Maurice S. Lee


Chair and Professor, Department of English

BA, Stanford University
PhD, University of California, Los Angeles

Room 414
For CV click here
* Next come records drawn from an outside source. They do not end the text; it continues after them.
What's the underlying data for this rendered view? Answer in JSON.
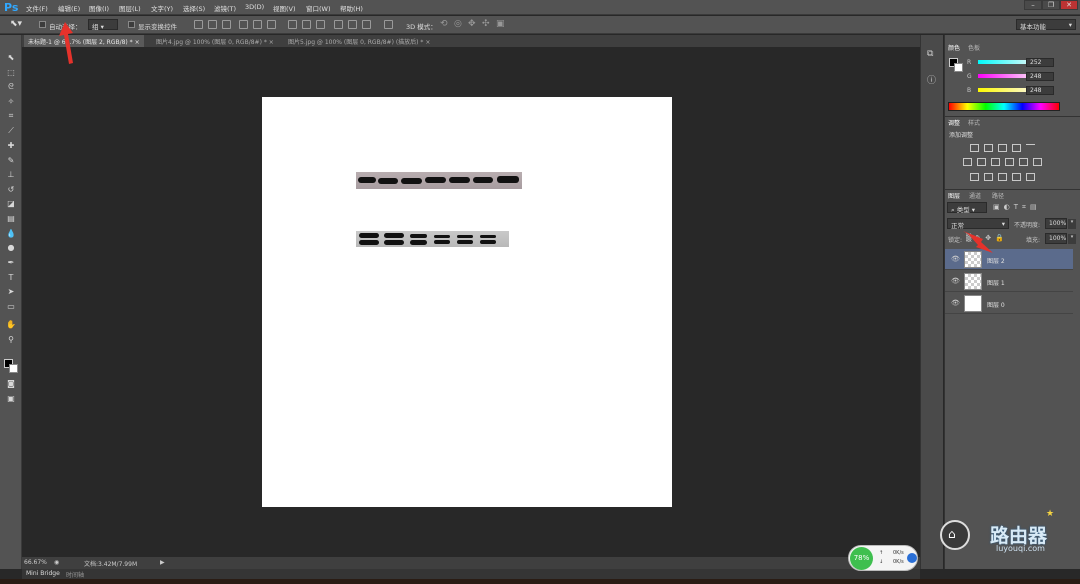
{
  "app": {
    "logo": "Ps"
  },
  "menu": [
    "文件(F)",
    "编辑(E)",
    "图像(I)",
    "图层(L)",
    "文字(Y)",
    "选择(S)",
    "滤镜(T)",
    "3D(D)",
    "视图(V)",
    "窗口(W)",
    "帮助(H)"
  ],
  "options_bar": {
    "auto_select_label": "自动选择：",
    "auto_select_value": "组",
    "show_transform_label": "显示变换控件",
    "mode_3d_label": "3D 模式：",
    "workspace": "基本功能"
  },
  "tabs": [
    {
      "label": "未标题-1 @ 66.7% (图层 2, RGB/8) *",
      "close": "×"
    },
    {
      "label": "图片4.jpg @ 100% (图层 0, RGB/8#) *",
      "close": "×"
    },
    {
      "label": "图片5.jpg @ 100% (图层 0, RGB/8#) (描放后) *",
      "close": "×"
    }
  ],
  "status": {
    "zoom": "66.67%",
    "doc_info": "文档:3.42M/7.99M"
  },
  "bottom_tabs": [
    "Mini Bridge",
    "时间轴"
  ],
  "color_panel": {
    "tabs": [
      "颜色",
      "色板"
    ],
    "r_label": "R",
    "g_label": "G",
    "b_label": "B",
    "r": "252",
    "g": "248",
    "b": "248"
  },
  "adjust_panel": {
    "tabs": [
      "调整",
      "样式"
    ],
    "title": "添加调整"
  },
  "layers_panel": {
    "tabs": [
      "图层",
      "通道",
      "路径"
    ],
    "filter_kind": "类型",
    "blend_mode": "正常",
    "opacity_label": "不透明度:",
    "opacity": "100%",
    "lock_label": "锁定:",
    "fill_label": "填充:",
    "fill": "100%",
    "layers": [
      {
        "name": "图层 2",
        "selected": true
      },
      {
        "name": "图层 1",
        "selected": false
      },
      {
        "name": "图层 0",
        "selected": false
      }
    ]
  },
  "network_widget": {
    "percent": "78%",
    "up": "0K/s",
    "down": "0K/s"
  },
  "watermark": {
    "title": "路由器",
    "site": "luyouqi.com"
  },
  "colors": {
    "accent": "#31a8ff",
    "selected_layer": "#5b6b8c",
    "arrow": "#e5322b"
  }
}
Many of the books I love to read and discuss come from nineteenth-century America, and my scholarship focuses on authors such as Melville, Douglass, Poe, Stowe, Dickinson, and the Transcendentalists. My work tends to situate literature at the crossroads of intellectual and cultural history. My first book explores how writers used philosophical concepts to address the slavery crisis; and my second examines how authors encountered changing concepts of chance, not only in the domain of ideas (science, philosophy, theology), but also through developing social practices (gambling, insurance, weather forecasting, etc.). I am currently studying how mass print culture and quantitative methods shape the relationship between numbers and aesthetics in nineteenth-century American and British literature—a relationship that conditions current attitudes toward the digital humanities and accountability movement in education. Like my scholarship, my teaching asks how literature mediates ideas and experience, rational systems and everyday life. In addition to a range of survey courses, I teach classes in nineteenth-century literature that focus on such topics as slavery, science, pragmatism, transcendental poetics, and information revolutions.
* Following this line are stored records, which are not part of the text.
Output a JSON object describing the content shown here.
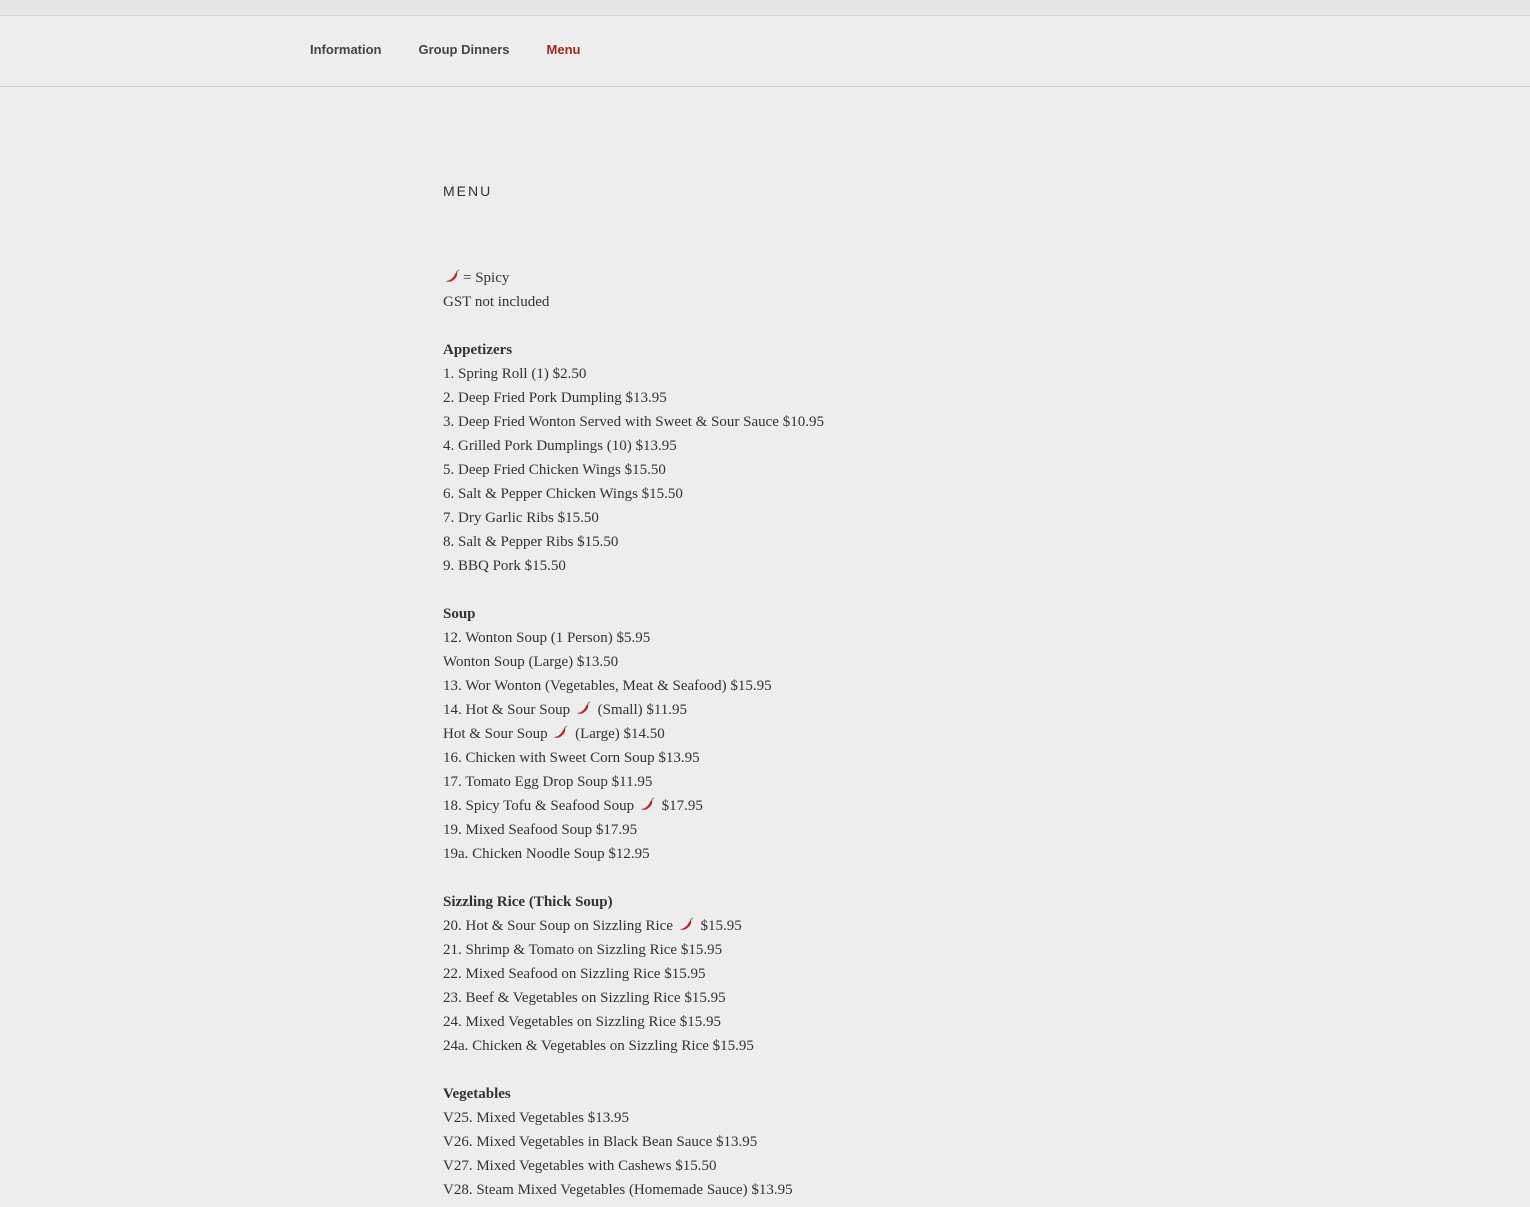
{
  "nav": {
    "items": [
      {
        "label": "Information"
      },
      {
        "label": "Group Dinners"
      },
      {
        "label": "Menu"
      }
    ],
    "active_color": "#a0281c"
  },
  "page": {
    "title": "Menu"
  },
  "legend": {
    "spicy": "= Spicy",
    "tax_note": "GST not included"
  },
  "sections": [
    {
      "heading": "Appetizers",
      "items": [
        {
          "pre": "1. Spring Roll (1) $2.50"
        },
        {
          "pre": "2. Deep Fried Pork Dumpling $13.95"
        },
        {
          "pre": "3. Deep Fried Wonton Served with Sweet & Sour Sauce $10.95"
        },
        {
          "pre": "4. Grilled Pork Dumplings (10) $13.95"
        },
        {
          "pre": "5. Deep Fried Chicken Wings $15.50"
        },
        {
          "pre": "6. Salt & Pepper Chicken Wings $15.50"
        },
        {
          "pre": "7. Dry Garlic Ribs $15.50"
        },
        {
          "pre": "8. Salt & Pepper Ribs $15.50"
        },
        {
          "pre": "9. BBQ Pork $15.50"
        }
      ]
    },
    {
      "heading": "Soup",
      "items": [
        {
          "pre": "12. Wonton Soup (1 Person) $5.95"
        },
        {
          "pre": "Wonton Soup (Large) $13.50"
        },
        {
          "pre": "13. Wor Wonton (Vegetables, Meat & Seafood) $15.95"
        },
        {
          "pre": "14. Hot & Sour Soup",
          "post": "(Small) $11.95",
          "spicy": true
        },
        {
          "pre": "Hot & Sour Soup",
          "post": "(Large) $14.50",
          "spicy": true
        },
        {
          "pre": "16. Chicken with Sweet Corn Soup $13.95"
        },
        {
          "pre": "17. Tomato Egg Drop Soup $11.95"
        },
        {
          "pre": "18. Spicy Tofu & Seafood Soup",
          "post": "$17.95",
          "spicy": true
        },
        {
          "pre": "19. Mixed Seafood Soup $17.95"
        },
        {
          "pre": "19a. Chicken Noodle Soup $12.95"
        }
      ]
    },
    {
      "heading": "Sizzling Rice (Thick Soup)",
      "items": [
        {
          "pre": "20. Hot & Sour Soup on Sizzling Rice",
          "post": "$15.95",
          "spicy": true
        },
        {
          "pre": "21. Shrimp & Tomato on Sizzling Rice $15.95"
        },
        {
          "pre": "22. Mixed Seafood on Sizzling Rice $15.95"
        },
        {
          "pre": "23. Beef & Vegetables on Sizzling Rice $15.95"
        },
        {
          "pre": "24. Mixed Vegetables on Sizzling Rice $15.95"
        },
        {
          "pre": "24a. Chicken & Vegetables on Sizzling Rice $15.95"
        }
      ]
    },
    {
      "heading": "Vegetables",
      "items": [
        {
          "pre": "V25. Mixed Vegetables $13.95"
        },
        {
          "pre": "V26. Mixed Vegetables in Black Bean Sauce $13.95"
        },
        {
          "pre": "V27. Mixed Vegetables with Cashews $15.50"
        },
        {
          "pre": "V28. Steam Mixed Vegetables (Homemade Sauce) $13.95"
        }
      ]
    }
  ],
  "icons": {
    "spicy": "chili-pepper-icon"
  },
  "colors": {
    "background": "#ededed",
    "text": "#333333",
    "chili": "#c0262e"
  }
}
Teaching and Research Interests
  • Nineteenth-century American literature with particular emphasis on the intersections of culture, politics, philosophy, and science
  • African American literature; the literature of slavery and the Civil War
  • Anglo-American literary and intellectual relations
Selected Publications
  • Uncertain Chances: Science, Skepticism, and Belief in Nineteenth-Century American Literature (Oxford University  Press, 2012)
  • The Cambridge Companion to Frederick Douglass (Cambridge University Press, 2009)
  • Slavery, Philosophy, and American Literature, 1830–1860 (Cambridge University Press, 2005)
  • “Melville’s Philosophy of the History of Science: ‘The Apple-Tree Table,’” Melville’s Philosophies, ed. Branka Arsic and K.L. Evans (Palgrave, forthcoming 2017)
  • “Necessary Chances,” Amerikastudien/American Studies (forthcoming 2016)
  • “Afterword: Five Thoughts on the Canon,” J19 4:1 (2016), 125-30
  • “The End of the End of the Canon?’”, J19 4:1 (2016), 174-80
  • “Deserted Islands and Overwhelmed Readers,” ALH, 2014
  • Falsifiability, Confirmation Bias, and Textual Promiscuity,” J19, 2014
  • “Skepticism and The Confidence-Man,” The Cambridge Companion to Herman Melville, 2013
  • “Poe by the Numbers: Odd Man Out?” Remapping Antebellum Culture, 2013
  • “Searching the Archives with Dickens and Hawthorne: Databases and Aesthetic Judgment after the New Historicism,” ELH,  2012
  • “Evidence, Coincidence, and Superabundant Information,” Victorian Studies (2011)
  • “Skepticism in Nineteenth-Century American Literature and Philosophy,” Oxford Handbook to Nineteenth-Century American Literature, 2011
  • “The 1850s: The First Renaissance of Black Letters,”Blackwell Companion to African-American Literature, 2010
  • “Probably Poe,” American Literature, 2009
  • “Dickinson’s Superb Surprise,” Raritan, 2008
  • “Melville, Douglass, the Civil War, Pragmatism,” Douglass/Melville: Essays in Relations, 2007
  • “Which World? Which Work? Which Melville?” Modern Intellectual History, 2007
  • “‘The Old and the New': Double Consciousness and the Literature of Slavery,” ESQ, 2004
  • “Absolute Poe: His System of Transcendental Racism,” American Literature, 2003
  • “Writing Through the War: The Civil War Poetry of Melville and Dickinson,” PMLA, 2000
  • “Melville’s Subversive Political Philosophy: ‘Benito Cereno’ and the Fate of Speech,” American Literature, 2000
  • “Du Bois the Novelist: White Influence, Black Spirit, and The Quest of the Silver Fleece,” African American Review, 1999
Work in Progress
  • A book project titled, Accounting for Literature: Managing Textual Excess in the Nineteenth Century
  • Essays toward an intellectual history of the black press
Fellowships and Awards
  • Henderson Senior Research Fellowship (BU Center for the Humanities, Spring 2014)
  • Hariri Institute Grant in the Digital Humanities (2013-2014)
  • Choice Outstanding Academic Title (for Uncertain Chances, 2012)
  • Neu Teaching Award (Boston University, College of Arts & Sciences, 2009)
  • Charles A. Ryskamp/ACLS Research Fellowship (2009)
  • NEH Research Fellowship (2007)
  • James Gargano Prize (Poe Studies Association, 2003)
  • NEH Summer Fellowship (2003)
  • Hennig Cohen Prize (Melville Society, 2001)